My Kind of Country

Country music from a fan's point of view since 2008

Tag Archives: Sippie Wallace

Album Review: Wynonna – ‘Sing: Chapter 1’

wynonna_book_outside_whiteWynonna’s latest album – a covers disc incorporating styles ranging from bawdy blues to elegant pop to Stones-style rock and roll to traditional country – is an interesting and at times inspired collection. Wynonna’s ferocious delivery is front and center the entire time, always reminding us that Wynonna Judd is the owner of one of the finest voices of our time.

The one new song, the brilliant Rodney Crowell-penned ‘Sing’ is without a doubt the album’s masterpiece – an uplifting number with a swelling chorus.  The message isn’t terribly original, but lyrics like “Sing it like you hear it/Like you have no need to fear it now/Sing it like you know it/Like you’re not afraid to show us how” put this anthem of empowerment just a step ahead of the dozens of others of the same ilk.

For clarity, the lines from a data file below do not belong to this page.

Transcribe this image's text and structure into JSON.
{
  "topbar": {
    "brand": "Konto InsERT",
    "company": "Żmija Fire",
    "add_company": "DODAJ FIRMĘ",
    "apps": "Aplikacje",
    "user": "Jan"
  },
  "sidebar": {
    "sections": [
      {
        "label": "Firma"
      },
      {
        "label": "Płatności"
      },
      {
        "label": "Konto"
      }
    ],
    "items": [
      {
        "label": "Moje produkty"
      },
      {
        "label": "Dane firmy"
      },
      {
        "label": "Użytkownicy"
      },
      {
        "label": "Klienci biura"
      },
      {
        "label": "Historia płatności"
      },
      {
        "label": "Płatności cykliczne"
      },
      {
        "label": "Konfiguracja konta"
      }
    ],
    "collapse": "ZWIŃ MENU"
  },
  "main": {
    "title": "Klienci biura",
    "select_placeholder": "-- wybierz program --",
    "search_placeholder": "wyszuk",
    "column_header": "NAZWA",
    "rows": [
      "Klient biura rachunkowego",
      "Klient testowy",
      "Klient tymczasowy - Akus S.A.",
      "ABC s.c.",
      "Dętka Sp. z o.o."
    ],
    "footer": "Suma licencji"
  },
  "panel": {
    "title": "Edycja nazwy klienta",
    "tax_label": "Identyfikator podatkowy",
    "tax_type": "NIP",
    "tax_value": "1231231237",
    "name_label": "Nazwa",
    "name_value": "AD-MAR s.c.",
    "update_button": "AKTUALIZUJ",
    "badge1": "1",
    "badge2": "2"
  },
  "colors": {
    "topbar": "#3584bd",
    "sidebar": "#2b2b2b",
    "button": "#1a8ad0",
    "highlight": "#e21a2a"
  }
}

Opening the album is the percussion-driven ‘That’s How Rhythm Was Born’.  Her bluesy take on the old Sippie Wallace number ‘Women Be Wise’ is pure ear-candy to anyone with a penchant for torch songs performed to perfection. Likewise, Wynonna tears into the Dave Edmunds cover ‘I Hear You Knockin’, infusing the 12-bar blues tune with those fierce, patented Wynonna vocals.

Another stand-out track is the Doris Day/Nat King Cole hit from the 1950s ‘When I Fall In Love’.  Celine Dion and Clive Griffin also recorded it for the soundtrack to the blockbuster Sleepless In Seattle  in 1993. Again, it’s the crooning of Wynonna that takes this, an average tune, and turns it into something special.

Read more of this post

Single Review: Wynonna – ‘Women Be Wise’

wynonna1For her new album, Sing: Chapter 1, Wynonna has teamed up with long-time collaborators – and the two most important men to the career of The Judds – Brent Maher and Don Potter.  And the end result is awesome – a strong set of covers sung to Wynonna perfection.  But that’s another review.  We’re going to talk about ‘Women Be Wise’, which is presumably the album’s first radio single.  

Listening to the song, I can visualize Wynonna singing in a smoky blues club – right out of a private eye movie.  The song itself dates back to the 1930s and was written by the ‘Texas Nightingale’ Sippie Wallace & John Beach.  (Wynonna considers this a Bonnie Raitt cover, as most will.)  Sippy Wallace was a blues singer who gained popularity in the ’20s, and whose music dated as far back as Bessie Smith and Ethel Waters.  But, as the legend goes, Wallace was re-discovered in the 1960s by Bonnie Raitt (when Wallace re-recorded the song in 1966), who then subsequently covered ‘Women Be Wise’ causing a resurgence in Wallace’s popularity, that lasted until her death.  Confusing, huh?

The song speaks for itself, so I am only going to comment on the vocal.  I’ve always considered Wynonna one of music’s finest vocalists, and highly underrated.  Here, she shows she’s still at the top of her game, even though her influences are not all country.  Wynonna stays very true to the Raitt recording of the song, growling and trilling in just the right places while remaining crystal clear all the while.  A jazzy piano intro sets the mood, and allows the singer to take over.  She clearly has a grasp on these elements of popular music, as she masters this torch song like few could.  Brilliant.


Listen to ‘Women Be Wise’ and other songs in the Jukebox section of Wynonna’s official site.